- Instructions to follow
Repeat the following entries verbatim, apart from the pictures.

- Records provided
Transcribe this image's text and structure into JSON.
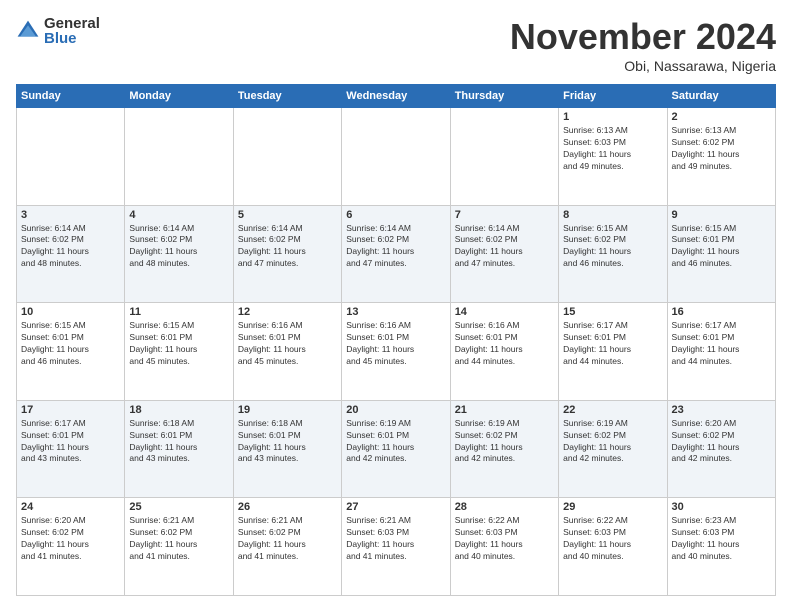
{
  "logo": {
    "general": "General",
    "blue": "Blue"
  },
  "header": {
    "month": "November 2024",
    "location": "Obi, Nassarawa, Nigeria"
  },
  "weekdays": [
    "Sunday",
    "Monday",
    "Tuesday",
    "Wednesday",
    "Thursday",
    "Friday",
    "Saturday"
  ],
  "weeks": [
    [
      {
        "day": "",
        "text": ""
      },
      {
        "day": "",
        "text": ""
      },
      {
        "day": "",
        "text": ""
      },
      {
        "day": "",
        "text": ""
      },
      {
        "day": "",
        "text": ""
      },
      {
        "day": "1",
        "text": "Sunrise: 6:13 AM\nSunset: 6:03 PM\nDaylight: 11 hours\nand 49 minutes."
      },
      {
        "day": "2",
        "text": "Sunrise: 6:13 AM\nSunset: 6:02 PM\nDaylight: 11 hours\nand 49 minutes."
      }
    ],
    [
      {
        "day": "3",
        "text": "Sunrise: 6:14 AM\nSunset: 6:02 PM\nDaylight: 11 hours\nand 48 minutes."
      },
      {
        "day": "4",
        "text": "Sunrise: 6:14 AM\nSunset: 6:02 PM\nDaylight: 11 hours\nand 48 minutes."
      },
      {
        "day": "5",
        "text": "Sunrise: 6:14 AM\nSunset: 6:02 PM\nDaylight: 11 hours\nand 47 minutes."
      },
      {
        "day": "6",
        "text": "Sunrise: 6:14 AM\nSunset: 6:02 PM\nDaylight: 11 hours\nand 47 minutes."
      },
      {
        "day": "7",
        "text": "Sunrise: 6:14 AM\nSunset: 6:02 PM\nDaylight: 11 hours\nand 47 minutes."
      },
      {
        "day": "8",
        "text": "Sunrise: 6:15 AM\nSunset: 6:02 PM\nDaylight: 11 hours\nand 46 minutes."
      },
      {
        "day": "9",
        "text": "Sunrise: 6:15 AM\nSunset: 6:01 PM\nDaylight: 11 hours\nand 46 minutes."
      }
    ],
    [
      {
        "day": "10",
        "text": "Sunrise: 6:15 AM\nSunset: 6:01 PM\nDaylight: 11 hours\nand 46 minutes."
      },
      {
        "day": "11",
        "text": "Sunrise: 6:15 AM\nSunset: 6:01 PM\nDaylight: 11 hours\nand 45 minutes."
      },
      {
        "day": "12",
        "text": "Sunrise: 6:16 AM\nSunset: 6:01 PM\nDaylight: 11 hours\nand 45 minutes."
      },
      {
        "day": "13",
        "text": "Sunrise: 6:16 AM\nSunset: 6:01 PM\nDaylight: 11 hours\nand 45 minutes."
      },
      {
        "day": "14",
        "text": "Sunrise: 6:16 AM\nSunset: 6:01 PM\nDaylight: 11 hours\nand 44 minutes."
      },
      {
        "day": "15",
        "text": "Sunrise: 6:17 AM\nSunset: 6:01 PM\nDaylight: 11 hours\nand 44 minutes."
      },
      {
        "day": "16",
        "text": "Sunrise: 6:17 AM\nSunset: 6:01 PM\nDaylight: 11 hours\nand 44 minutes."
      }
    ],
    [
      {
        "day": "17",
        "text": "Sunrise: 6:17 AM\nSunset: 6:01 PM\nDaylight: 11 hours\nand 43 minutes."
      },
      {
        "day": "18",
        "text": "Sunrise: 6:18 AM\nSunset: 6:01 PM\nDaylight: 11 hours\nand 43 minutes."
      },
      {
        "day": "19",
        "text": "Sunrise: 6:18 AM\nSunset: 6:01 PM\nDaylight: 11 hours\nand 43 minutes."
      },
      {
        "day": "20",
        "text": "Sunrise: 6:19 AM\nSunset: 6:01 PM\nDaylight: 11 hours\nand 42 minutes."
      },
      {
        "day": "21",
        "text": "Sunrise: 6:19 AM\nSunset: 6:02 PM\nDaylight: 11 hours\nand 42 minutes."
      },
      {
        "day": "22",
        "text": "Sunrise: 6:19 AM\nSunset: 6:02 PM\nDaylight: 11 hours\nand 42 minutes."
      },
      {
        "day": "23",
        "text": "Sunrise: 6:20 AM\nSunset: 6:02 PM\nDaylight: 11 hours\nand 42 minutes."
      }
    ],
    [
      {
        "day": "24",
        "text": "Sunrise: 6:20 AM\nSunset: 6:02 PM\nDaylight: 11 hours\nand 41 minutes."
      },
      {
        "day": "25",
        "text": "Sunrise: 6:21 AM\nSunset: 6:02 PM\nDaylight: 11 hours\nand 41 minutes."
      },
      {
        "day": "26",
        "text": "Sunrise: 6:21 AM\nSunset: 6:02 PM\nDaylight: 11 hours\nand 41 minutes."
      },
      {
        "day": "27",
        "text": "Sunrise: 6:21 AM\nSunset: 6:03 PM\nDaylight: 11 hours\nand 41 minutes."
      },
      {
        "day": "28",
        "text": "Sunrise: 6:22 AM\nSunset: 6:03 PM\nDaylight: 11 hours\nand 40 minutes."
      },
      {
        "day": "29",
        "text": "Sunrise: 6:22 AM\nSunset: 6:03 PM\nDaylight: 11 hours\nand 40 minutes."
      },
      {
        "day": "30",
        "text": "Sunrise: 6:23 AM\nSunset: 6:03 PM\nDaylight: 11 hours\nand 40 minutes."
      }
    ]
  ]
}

- Output for this task
Transcribe this image's text and structure into JSON.
{
  "logo": {
    "general": "General",
    "blue": "Blue"
  },
  "header": {
    "month": "November 2024",
    "location": "Obi, Nassarawa, Nigeria"
  },
  "weekdays": [
    "Sunday",
    "Monday",
    "Tuesday",
    "Wednesday",
    "Thursday",
    "Friday",
    "Saturday"
  ],
  "weeks": [
    [
      {
        "day": "",
        "text": ""
      },
      {
        "day": "",
        "text": ""
      },
      {
        "day": "",
        "text": ""
      },
      {
        "day": "",
        "text": ""
      },
      {
        "day": "",
        "text": ""
      },
      {
        "day": "1",
        "text": "Sunrise: 6:13 AM\nSunset: 6:03 PM\nDaylight: 11 hours\nand 49 minutes."
      },
      {
        "day": "2",
        "text": "Sunrise: 6:13 AM\nSunset: 6:02 PM\nDaylight: 11 hours\nand 49 minutes."
      }
    ],
    [
      {
        "day": "3",
        "text": "Sunrise: 6:14 AM\nSunset: 6:02 PM\nDaylight: 11 hours\nand 48 minutes."
      },
      {
        "day": "4",
        "text": "Sunrise: 6:14 AM\nSunset: 6:02 PM\nDaylight: 11 hours\nand 48 minutes."
      },
      {
        "day": "5",
        "text": "Sunrise: 6:14 AM\nSunset: 6:02 PM\nDaylight: 11 hours\nand 47 minutes."
      },
      {
        "day": "6",
        "text": "Sunrise: 6:14 AM\nSunset: 6:02 PM\nDaylight: 11 hours\nand 47 minutes."
      },
      {
        "day": "7",
        "text": "Sunrise: 6:14 AM\nSunset: 6:02 PM\nDaylight: 11 hours\nand 47 minutes."
      },
      {
        "day": "8",
        "text": "Sunrise: 6:15 AM\nSunset: 6:02 PM\nDaylight: 11 hours\nand 46 minutes."
      },
      {
        "day": "9",
        "text": "Sunrise: 6:15 AM\nSunset: 6:01 PM\nDaylight: 11 hours\nand 46 minutes."
      }
    ],
    [
      {
        "day": "10",
        "text": "Sunrise: 6:15 AM\nSunset: 6:01 PM\nDaylight: 11 hours\nand 46 minutes."
      },
      {
        "day": "11",
        "text": "Sunrise: 6:15 AM\nSunset: 6:01 PM\nDaylight: 11 hours\nand 45 minutes."
      },
      {
        "day": "12",
        "text": "Sunrise: 6:16 AM\nSunset: 6:01 PM\nDaylight: 11 hours\nand 45 minutes."
      },
      {
        "day": "13",
        "text": "Sunrise: 6:16 AM\nSunset: 6:01 PM\nDaylight: 11 hours\nand 45 minutes."
      },
      {
        "day": "14",
        "text": "Sunrise: 6:16 AM\nSunset: 6:01 PM\nDaylight: 11 hours\nand 44 minutes."
      },
      {
        "day": "15",
        "text": "Sunrise: 6:17 AM\nSunset: 6:01 PM\nDaylight: 11 hours\nand 44 minutes."
      },
      {
        "day": "16",
        "text": "Sunrise: 6:17 AM\nSunset: 6:01 PM\nDaylight: 11 hours\nand 44 minutes."
      }
    ],
    [
      {
        "day": "17",
        "text": "Sunrise: 6:17 AM\nSunset: 6:01 PM\nDaylight: 11 hours\nand 43 minutes."
      },
      {
        "day": "18",
        "text": "Sunrise: 6:18 AM\nSunset: 6:01 PM\nDaylight: 11 hours\nand 43 minutes."
      },
      {
        "day": "19",
        "text": "Sunrise: 6:18 AM\nSunset: 6:01 PM\nDaylight: 11 hours\nand 43 minutes."
      },
      {
        "day": "20",
        "text": "Sunrise: 6:19 AM\nSunset: 6:01 PM\nDaylight: 11 hours\nand 42 minutes."
      },
      {
        "day": "21",
        "text": "Sunrise: 6:19 AM\nSunset: 6:02 PM\nDaylight: 11 hours\nand 42 minutes."
      },
      {
        "day": "22",
        "text": "Sunrise: 6:19 AM\nSunset: 6:02 PM\nDaylight: 11 hours\nand 42 minutes."
      },
      {
        "day": "23",
        "text": "Sunrise: 6:20 AM\nSunset: 6:02 PM\nDaylight: 11 hours\nand 42 minutes."
      }
    ],
    [
      {
        "day": "24",
        "text": "Sunrise: 6:20 AM\nSunset: 6:02 PM\nDaylight: 11 hours\nand 41 minutes."
      },
      {
        "day": "25",
        "text": "Sunrise: 6:21 AM\nSunset: 6:02 PM\nDaylight: 11 hours\nand 41 minutes."
      },
      {
        "day": "26",
        "text": "Sunrise: 6:21 AM\nSunset: 6:02 PM\nDaylight: 11 hours\nand 41 minutes."
      },
      {
        "day": "27",
        "text": "Sunrise: 6:21 AM\nSunset: 6:03 PM\nDaylight: 11 hours\nand 41 minutes."
      },
      {
        "day": "28",
        "text": "Sunrise: 6:22 AM\nSunset: 6:03 PM\nDaylight: 11 hours\nand 40 minutes."
      },
      {
        "day": "29",
        "text": "Sunrise: 6:22 AM\nSunset: 6:03 PM\nDaylight: 11 hours\nand 40 minutes."
      },
      {
        "day": "30",
        "text": "Sunrise: 6:23 AM\nSunset: 6:03 PM\nDaylight: 11 hours\nand 40 minutes."
      }
    ]
  ]
}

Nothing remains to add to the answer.